**Aim of the exercise**
Using the material below, tally each line with the string "lead" and report only the total.

**Source data**
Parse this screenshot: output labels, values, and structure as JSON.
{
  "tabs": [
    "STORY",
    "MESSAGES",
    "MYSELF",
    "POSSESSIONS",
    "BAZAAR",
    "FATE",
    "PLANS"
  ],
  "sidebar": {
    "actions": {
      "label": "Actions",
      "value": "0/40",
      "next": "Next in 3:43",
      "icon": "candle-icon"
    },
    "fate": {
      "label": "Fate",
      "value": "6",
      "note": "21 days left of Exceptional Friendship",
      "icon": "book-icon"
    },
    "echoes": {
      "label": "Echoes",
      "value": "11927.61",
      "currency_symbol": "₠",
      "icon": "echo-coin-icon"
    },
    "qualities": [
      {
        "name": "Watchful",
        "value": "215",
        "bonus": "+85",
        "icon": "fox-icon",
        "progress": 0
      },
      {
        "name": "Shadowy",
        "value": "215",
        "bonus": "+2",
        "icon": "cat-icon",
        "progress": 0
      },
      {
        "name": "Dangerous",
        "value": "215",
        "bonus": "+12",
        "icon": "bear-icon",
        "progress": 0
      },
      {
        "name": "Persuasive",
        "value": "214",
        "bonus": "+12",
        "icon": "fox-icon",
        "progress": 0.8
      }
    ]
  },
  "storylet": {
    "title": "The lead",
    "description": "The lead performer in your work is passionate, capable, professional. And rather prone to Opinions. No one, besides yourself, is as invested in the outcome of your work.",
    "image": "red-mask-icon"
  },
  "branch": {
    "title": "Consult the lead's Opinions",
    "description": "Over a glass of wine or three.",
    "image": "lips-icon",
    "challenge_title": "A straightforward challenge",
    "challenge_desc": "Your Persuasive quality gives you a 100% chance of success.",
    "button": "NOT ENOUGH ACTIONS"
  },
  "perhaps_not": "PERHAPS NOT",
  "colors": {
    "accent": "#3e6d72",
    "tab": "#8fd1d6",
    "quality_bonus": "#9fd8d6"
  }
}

**Exercise result**
3